Declining enrollment continues to be a factor in the budget with an estimated student loss of 418 students for a projected enrollment districtwide of 17,935 students. There are also increases in some employee health benefits, including a 11.54 percent increase in PPO coverage and a 3.08 percent increase in Blue Cross HMO coverage. To help balance the budget, employees will now pay for some of the medical coverage provided to their spouses under the District’s benefit plan.

But, all potential teacher layoffs–38 total–were rescinded because of the overwhelming response to the District’s early retirement incentive plan (PARS). There will still be three furlough days on the next year’s school calendar and the Kindergarten through third grade class size will be reduced to 26:1.

This is only the preliminary budget and the Board will once again be asked to review a revised budget after the State Legislature and Governor approve a state budget. For more specific information about the District’s budget, go HERE.

4. (Action Item Business & Facilities 5.6) Related to the Simi Elementary closure, the Board also unanimously agreed to look into exterior fencing to protect the front/main building on the Simi Elementary campus. Believing it would be less visibly obtrusive, District staff recommending exploring an interior bracing system to support the walls until repairs could begin on the building, but several community members asked that fencing be considered instead so as to not cause further damage to the building’s walls. The Board agreed and staff will gather estimates and options for different types of fencing.

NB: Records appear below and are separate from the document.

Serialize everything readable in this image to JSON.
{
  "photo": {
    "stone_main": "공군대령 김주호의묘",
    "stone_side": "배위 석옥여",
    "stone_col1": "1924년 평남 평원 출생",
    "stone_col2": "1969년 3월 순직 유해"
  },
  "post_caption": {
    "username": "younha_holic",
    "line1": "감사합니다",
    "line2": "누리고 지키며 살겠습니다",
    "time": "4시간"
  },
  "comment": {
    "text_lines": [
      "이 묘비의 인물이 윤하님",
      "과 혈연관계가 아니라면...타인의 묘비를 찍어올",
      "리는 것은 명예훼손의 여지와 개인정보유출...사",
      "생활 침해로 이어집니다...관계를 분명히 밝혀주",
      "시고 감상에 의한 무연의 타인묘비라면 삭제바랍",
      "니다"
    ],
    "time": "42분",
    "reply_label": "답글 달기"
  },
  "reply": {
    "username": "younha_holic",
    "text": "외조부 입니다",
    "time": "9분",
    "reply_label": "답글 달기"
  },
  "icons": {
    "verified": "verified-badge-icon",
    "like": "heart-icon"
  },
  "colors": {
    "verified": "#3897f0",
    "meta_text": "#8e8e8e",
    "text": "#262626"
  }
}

5. (Action Item Business & Facilities 5.4) The Board unanimously agreed to repair/replace the roofs at the following schools: Atherwood Elementary, Big Springs Elementary, Hillside Middle School, Hollow Hills Elementary, Royal High School, Santa Susana Elementary, Sinaloa Middle School and Valley View Middle School.

These schools were identified as having the most deteriorated roofs. The estimated cost to repair these roofs is $2 million and will be paid for through the Measure C4 bond, leaving a balance in the Measure C4 bond account of about $11.6 million.

6. (Action Item Business & Facilities 5.5) The Board unanimously agreed to replace the broken air-conditioning and heating units at the Education Service Center for almost $150,000. Two of the four units in the main building stopped working in April. District maintenance staff will install the new units, which are expected to provide better energy efficiency.

The next regular SVUSD School Board meeting is scheduled for August 5.

More New Positions Announced

Group student with notebook isolated.

The Simi Valley Unified School District Board of Trustees met in a special session on Tuesday, May 27 to discuss appointments of several additional administrative positions throughout the District. Coming out of closed session, Board President Rob Collins confirmed the following new hires. They will be formally confirmed at the June 3 Regular Board Meeting. 

  • Ron Todo, Assistant Superintendent of Business Services
  • Dr. Jason Peplinski, Assistant Superintendent of Educational Services
  • Deborah Salgado, Director of Secondary Education
  • Kathy Roth, Director of Elementary Education
  • Keith Derrick, Principal of Royal High School
  • Jamie Snodgrass (Teacher on Special Assignment), Erin Taggart (teacher from Crestview Elementary) and Nora Kuntz (Dean of Students at Hillside Middle School) have all been named as elementary principals, but which school that are each assigned to has not yet been decided.

Mr. Derrick comes from the San Marino Unified School District where he serves as the principal of San Marino High School.

Congratulations!